Work task:
Going through the records that follow, please count the lines with "адреса" in them and give only the count.

Data:
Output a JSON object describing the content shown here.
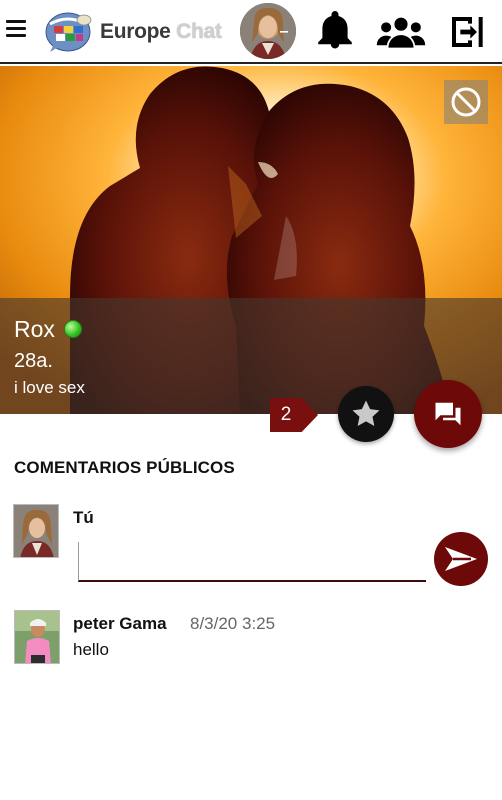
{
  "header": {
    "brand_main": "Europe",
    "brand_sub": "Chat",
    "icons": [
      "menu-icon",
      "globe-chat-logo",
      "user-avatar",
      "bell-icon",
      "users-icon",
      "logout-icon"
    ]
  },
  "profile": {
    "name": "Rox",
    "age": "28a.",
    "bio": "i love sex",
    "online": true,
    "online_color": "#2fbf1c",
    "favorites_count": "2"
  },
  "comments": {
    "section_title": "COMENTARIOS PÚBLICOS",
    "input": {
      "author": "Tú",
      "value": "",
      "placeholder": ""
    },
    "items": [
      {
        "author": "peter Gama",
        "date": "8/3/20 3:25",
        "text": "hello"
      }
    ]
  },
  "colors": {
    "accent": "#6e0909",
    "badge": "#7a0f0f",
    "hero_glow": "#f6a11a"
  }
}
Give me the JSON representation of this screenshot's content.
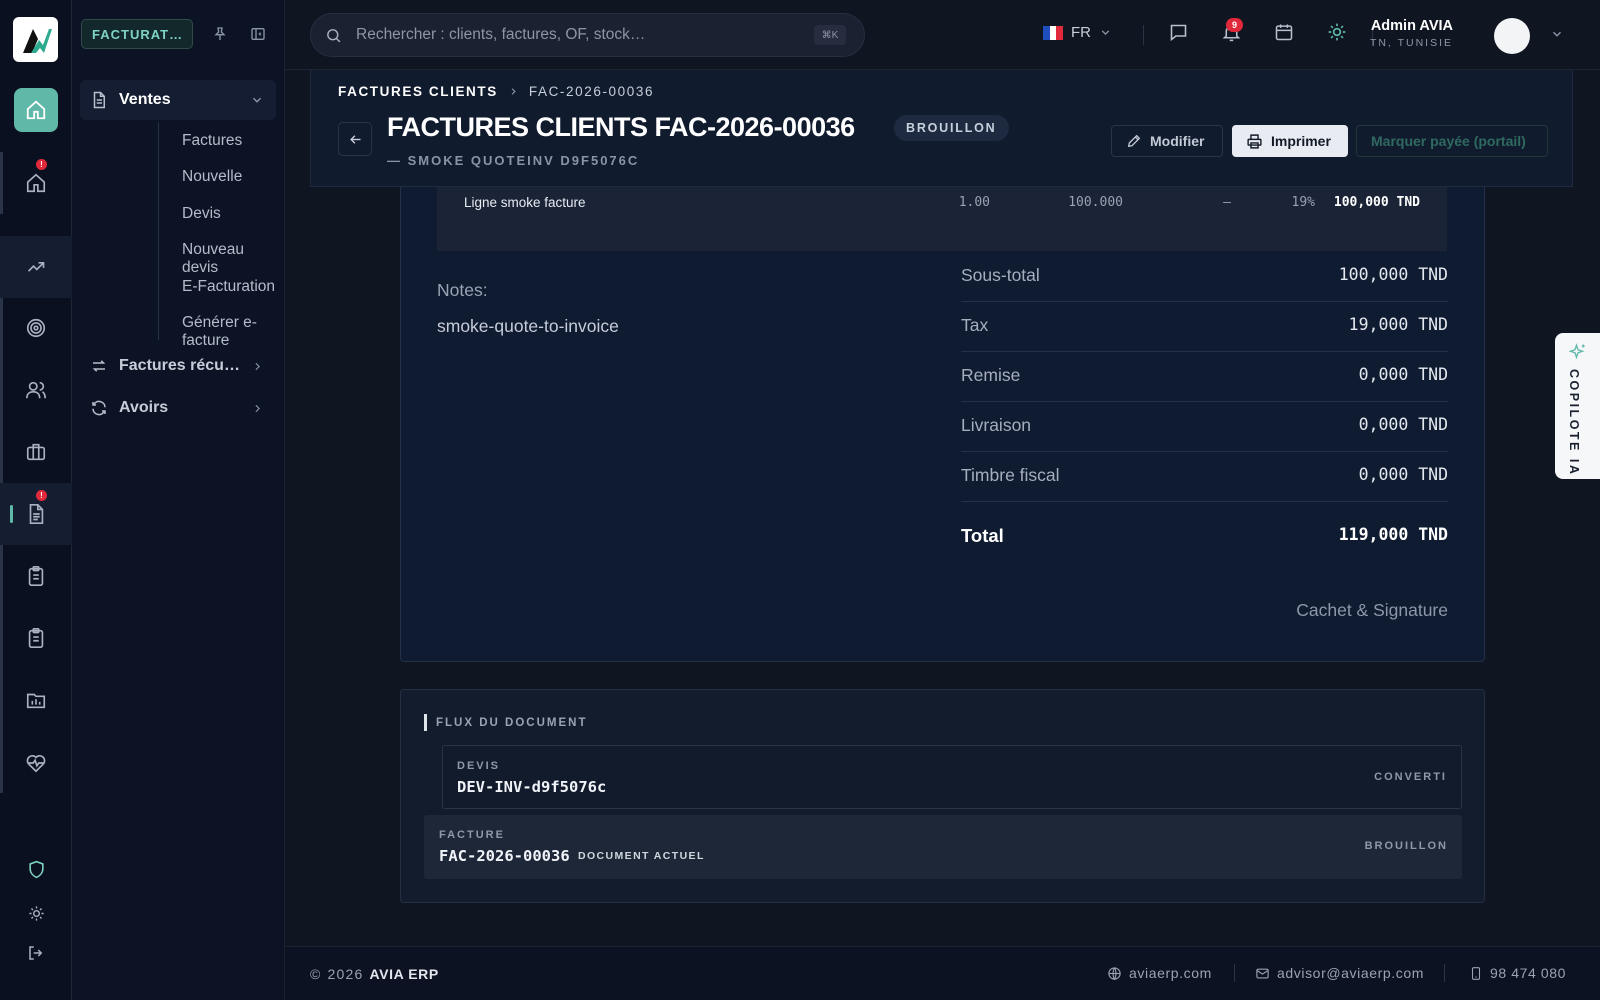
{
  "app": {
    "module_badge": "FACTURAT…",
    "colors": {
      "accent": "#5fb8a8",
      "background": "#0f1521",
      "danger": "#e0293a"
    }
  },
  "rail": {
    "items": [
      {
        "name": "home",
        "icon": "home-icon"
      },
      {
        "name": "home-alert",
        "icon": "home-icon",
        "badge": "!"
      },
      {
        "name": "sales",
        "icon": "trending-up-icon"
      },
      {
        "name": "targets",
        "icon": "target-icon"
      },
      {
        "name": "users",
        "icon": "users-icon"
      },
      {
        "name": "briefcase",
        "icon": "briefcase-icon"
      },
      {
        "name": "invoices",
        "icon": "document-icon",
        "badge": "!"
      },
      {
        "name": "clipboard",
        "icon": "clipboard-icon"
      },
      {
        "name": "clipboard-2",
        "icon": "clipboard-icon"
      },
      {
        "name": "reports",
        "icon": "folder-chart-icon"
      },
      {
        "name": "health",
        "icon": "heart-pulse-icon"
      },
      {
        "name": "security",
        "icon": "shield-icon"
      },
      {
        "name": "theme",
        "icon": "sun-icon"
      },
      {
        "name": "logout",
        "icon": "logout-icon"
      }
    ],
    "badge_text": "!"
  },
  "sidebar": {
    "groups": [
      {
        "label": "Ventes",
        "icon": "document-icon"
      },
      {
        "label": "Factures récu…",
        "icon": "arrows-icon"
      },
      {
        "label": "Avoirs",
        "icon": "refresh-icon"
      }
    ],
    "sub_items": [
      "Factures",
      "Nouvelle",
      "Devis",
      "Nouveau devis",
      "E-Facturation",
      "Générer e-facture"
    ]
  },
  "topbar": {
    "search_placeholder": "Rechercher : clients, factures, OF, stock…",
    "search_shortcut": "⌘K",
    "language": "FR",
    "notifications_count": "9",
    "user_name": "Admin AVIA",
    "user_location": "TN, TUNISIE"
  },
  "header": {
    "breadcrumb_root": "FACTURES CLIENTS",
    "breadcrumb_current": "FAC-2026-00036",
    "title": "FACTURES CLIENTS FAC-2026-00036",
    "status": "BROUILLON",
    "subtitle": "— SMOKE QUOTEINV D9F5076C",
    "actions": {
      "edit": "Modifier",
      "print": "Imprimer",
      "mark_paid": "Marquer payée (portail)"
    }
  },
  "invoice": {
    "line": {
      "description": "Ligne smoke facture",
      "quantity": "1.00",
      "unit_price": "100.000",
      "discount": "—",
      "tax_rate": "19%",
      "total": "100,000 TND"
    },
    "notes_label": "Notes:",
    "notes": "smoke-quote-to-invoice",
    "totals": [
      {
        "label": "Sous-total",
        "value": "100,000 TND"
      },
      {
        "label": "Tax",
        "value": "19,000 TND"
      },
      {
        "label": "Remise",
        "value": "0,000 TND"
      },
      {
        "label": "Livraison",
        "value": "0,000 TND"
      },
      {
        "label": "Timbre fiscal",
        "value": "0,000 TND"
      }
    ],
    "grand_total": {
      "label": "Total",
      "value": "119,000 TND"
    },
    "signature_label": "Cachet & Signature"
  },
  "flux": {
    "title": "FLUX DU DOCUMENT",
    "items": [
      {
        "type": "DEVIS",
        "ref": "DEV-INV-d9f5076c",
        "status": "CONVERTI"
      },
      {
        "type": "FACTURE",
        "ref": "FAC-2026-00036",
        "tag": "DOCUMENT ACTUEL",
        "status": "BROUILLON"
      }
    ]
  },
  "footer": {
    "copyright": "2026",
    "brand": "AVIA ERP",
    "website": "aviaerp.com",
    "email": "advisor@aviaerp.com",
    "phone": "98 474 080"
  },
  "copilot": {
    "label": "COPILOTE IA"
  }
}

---

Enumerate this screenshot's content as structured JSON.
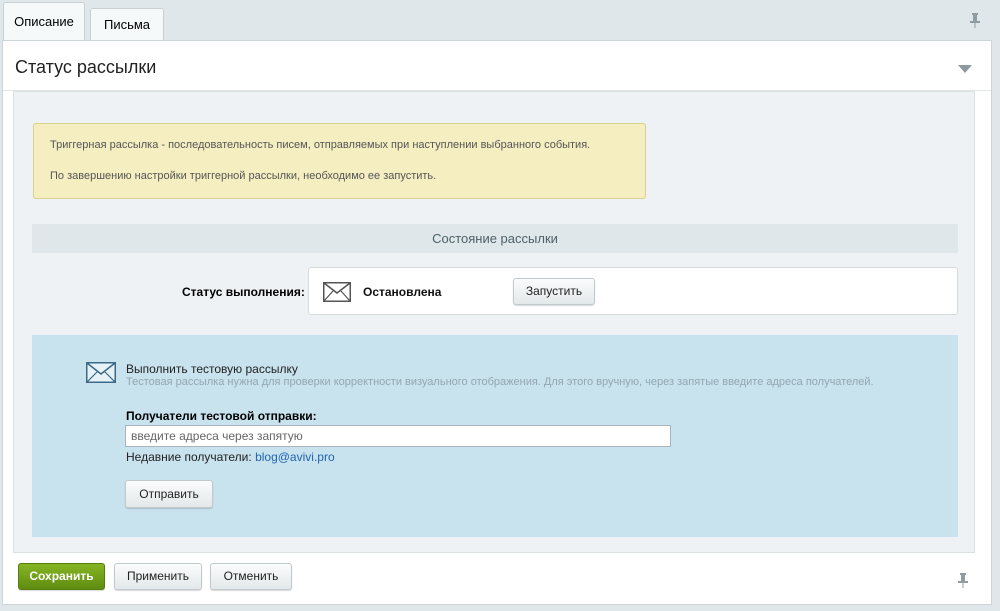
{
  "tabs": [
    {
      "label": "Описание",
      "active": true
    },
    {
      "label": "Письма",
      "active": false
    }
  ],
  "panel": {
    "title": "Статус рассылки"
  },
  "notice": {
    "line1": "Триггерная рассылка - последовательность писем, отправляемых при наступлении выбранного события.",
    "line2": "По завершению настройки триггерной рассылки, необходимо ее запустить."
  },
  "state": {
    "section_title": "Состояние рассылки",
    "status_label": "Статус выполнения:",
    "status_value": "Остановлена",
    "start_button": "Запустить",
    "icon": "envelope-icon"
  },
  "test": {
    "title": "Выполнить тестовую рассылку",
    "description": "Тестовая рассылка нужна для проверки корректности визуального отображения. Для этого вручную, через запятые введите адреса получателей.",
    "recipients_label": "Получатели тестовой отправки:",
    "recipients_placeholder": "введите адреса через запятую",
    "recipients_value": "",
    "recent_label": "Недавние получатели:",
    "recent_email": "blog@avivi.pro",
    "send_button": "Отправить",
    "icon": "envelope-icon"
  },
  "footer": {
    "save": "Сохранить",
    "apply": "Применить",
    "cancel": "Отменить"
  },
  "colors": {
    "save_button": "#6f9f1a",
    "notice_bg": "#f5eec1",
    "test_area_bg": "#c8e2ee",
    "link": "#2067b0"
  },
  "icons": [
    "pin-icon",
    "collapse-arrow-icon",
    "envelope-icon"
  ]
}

Answer area:
2